Shilpi Bai was just 18 when she got married to Magan Singh Solanki in Jamnia village, in Dhar district, Madhya Pradesh. She had dreams in her eyes of a great life ahead. She was healthy and soon became a mother of two children. Her husband was a farmer and she would help him in the field after completing the errands at home. Life was going on, leaving behind some good memories. But as the years passed, she felt as if she was losing her physical stamina. She would feel body ache and pain in her legs, especially in her knees. The discomfort would often stay for a few days in a month.
Shilpi, now 49 years old, took it as normal thinking that it is associated with the onset of her middle age. But slowly, it became a regular feature with the discomfort staying for more number of days in a month. Even swelling would appear with severe pain. This would be in one leg or both her legs. With this pain, she could barely do her household work--cooking, washing, cleaning, fetching water etc. She noticed that her legs were bending and she was not able to move around much. She would either lie down or keep sitting at one place. She even stopped working with her husband in the field.

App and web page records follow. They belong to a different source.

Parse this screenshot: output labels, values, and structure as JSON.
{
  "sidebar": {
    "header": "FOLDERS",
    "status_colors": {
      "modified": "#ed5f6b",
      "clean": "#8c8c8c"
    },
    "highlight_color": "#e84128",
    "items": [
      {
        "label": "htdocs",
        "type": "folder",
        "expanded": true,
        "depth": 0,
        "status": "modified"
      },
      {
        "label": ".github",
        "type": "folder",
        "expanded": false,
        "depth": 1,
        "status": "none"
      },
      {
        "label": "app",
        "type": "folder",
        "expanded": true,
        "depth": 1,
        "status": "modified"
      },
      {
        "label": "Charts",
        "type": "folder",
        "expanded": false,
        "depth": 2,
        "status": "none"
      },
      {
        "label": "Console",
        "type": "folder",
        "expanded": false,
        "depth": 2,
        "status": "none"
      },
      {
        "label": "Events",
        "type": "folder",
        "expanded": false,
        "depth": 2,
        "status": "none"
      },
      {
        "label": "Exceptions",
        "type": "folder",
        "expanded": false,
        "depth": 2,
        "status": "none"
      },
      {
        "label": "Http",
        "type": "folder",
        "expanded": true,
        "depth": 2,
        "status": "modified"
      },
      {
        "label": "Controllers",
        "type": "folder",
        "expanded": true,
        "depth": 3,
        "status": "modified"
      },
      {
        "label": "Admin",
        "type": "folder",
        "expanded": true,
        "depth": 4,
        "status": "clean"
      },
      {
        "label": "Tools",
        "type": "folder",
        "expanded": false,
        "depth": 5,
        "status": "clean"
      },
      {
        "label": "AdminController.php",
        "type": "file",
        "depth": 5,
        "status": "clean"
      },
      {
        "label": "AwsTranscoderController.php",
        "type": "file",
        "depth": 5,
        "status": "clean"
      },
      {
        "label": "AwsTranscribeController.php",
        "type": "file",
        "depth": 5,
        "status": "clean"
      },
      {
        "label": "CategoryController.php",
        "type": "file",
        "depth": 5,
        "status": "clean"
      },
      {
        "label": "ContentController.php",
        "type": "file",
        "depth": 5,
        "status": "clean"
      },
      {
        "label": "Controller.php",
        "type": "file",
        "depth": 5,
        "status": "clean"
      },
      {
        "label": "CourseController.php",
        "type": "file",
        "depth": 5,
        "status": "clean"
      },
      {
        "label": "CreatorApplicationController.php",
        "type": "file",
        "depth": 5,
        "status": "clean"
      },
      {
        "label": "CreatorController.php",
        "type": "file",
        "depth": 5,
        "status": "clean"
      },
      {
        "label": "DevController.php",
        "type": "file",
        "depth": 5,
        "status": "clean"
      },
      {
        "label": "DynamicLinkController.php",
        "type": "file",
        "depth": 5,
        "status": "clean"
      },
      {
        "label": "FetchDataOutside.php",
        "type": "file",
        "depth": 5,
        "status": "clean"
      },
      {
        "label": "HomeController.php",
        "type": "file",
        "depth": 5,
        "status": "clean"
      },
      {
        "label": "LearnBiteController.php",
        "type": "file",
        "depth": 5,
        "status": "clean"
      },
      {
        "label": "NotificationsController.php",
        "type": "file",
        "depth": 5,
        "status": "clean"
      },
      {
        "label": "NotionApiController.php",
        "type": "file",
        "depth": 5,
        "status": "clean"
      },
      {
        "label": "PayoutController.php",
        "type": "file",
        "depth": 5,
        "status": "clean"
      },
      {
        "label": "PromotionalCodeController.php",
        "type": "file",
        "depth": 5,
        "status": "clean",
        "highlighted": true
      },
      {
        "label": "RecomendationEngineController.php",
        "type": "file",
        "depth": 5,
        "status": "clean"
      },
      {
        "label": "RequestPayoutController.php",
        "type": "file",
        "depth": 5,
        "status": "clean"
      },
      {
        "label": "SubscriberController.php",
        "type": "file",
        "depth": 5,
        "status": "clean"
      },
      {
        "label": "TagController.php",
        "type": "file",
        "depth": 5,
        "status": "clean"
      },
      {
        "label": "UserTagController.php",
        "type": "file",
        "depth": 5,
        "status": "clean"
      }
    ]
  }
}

Concerned with her problem, she visited several doctors at Dhamnod, Manawar, Khargaon, Mehgaon and many other places. She would get some relief in her pain with medication but no doctor could treat her or diagnose her problem. Neither the medicines worked for her nor the massages. Some villagers scared her that she was in the grip of an evil spirit.
Help reaches the village
Last year, a team from the non-profit organisation People’s Science Institute (PSI), Dehradun visited her village. The team collected water samples from hand pumps, wells and tube wells. After a few days, the team returned with test results. Shilpi narrated to Heena (one of PSI’s team members), “I could not understand clearly what your team was trying to say and there were many others like me who were unable to understand. But your team kept coming to talk about water. You would say that there is something in our drinking water which causes problems to teeth and bones. It is a disease and is called fluorosis. The possibility of us getting affected by it is most when we use hand-pump or tube-well water for drinking and cooking. Early stages of fluorosis affect the joints of the body making them stiff. It changes the bone structure and makes movement of joints difficult. To get rid of this disease, we must use well water for drinking and cooking purposes.”
Shilpi recalls that when she heard this, she could not believe that water can cause such a disease. Nothing is visible in the water. How can it cause such dangerous things? “Was her problem really because of the water that she was drinking? Was it not because of some evil spirit or curse?” she kept doubting. She told Heena that the PSI team had shown them some pictures of physical deformities due to fluorosis, the causes and the preventive measures. She was not able to believe that just by changing the drinking water source, this problem can be sorted. But she had gone through so much pain, suffering and medication because of her deformed legs that she thought of changing her drinking water as suggested by the PSI.
For two years after her marriage, she was using well water. Later, the hand pumps got installed in her village and she used hand pump water for 20 years because of its easy accessibility. Then came tube wells and since the past nine years, she was using this water for everything including drinking and cooking.
Why is well water better?
What is it in the tube-well and hand-pump water which is not in the well water in the Dhar region? Actually, the rocks in Dhar have biotite mineral which is rich in fluoride. Moreover, the deeper water sources like tube wells and hand pumps here have higher concentration of fluoride (more than 1.5 mg/l as per WHO and BIS standards). The wells are shallow water bodies and normally have fluoride much below the safe limit of 1.5 mg/l.
The amount of fluoride that can affect someone depends on a lot of factors like the amount of fluoride-rich water the person drinks, the kind of food eaten, the state of body’s filtration system (the kidneys), the level and the need for calcium in the body, etc.
Fluorosis is a slowly progressing disease. Preventing it needs a massive change in people’s habits and in their attitudes. It needs messages that are rooted in the local context and that change with time as people transform their habits. We also need to focus less on infrastructure, more on operation and maintenance and long-term solutions. Among these are the use of alternate water sources like well or rainwater, and local nutrition or kitchen gardens using organics.
Shilpi Bai got affected by skeletal fluorosis. But after just a year of consuming safe water, she feels much better. There is less pain in her legs. She stands up and carries about some of her activities without support. She can walk more. She moves out of her house and even goes to the field sometimes. With the improvements that she has noticed, she has given strict instructions to her daughter-in-law (who stays with her along with her two kids) to use only well water for cooking and drinking for the entire family. When asked if she would spread this message in the entire village as she has done in her own family and among relatives, she said, “I will definitely do that. I feel much better now. I have witnessed the miracle of using fluoride-safe drinking water”.
There are many others like Shilpi Bai in these villages who have benefitted from community-based safe drinking water supply systems. The PSI, Dehradun is working in nine fluorosis affected villages of Dhar with the support of Frank Water Projects, UK. The PSI team includes Anil Gautam, Dalpat Muwel, Heena Kannauj and Sharad Yadav.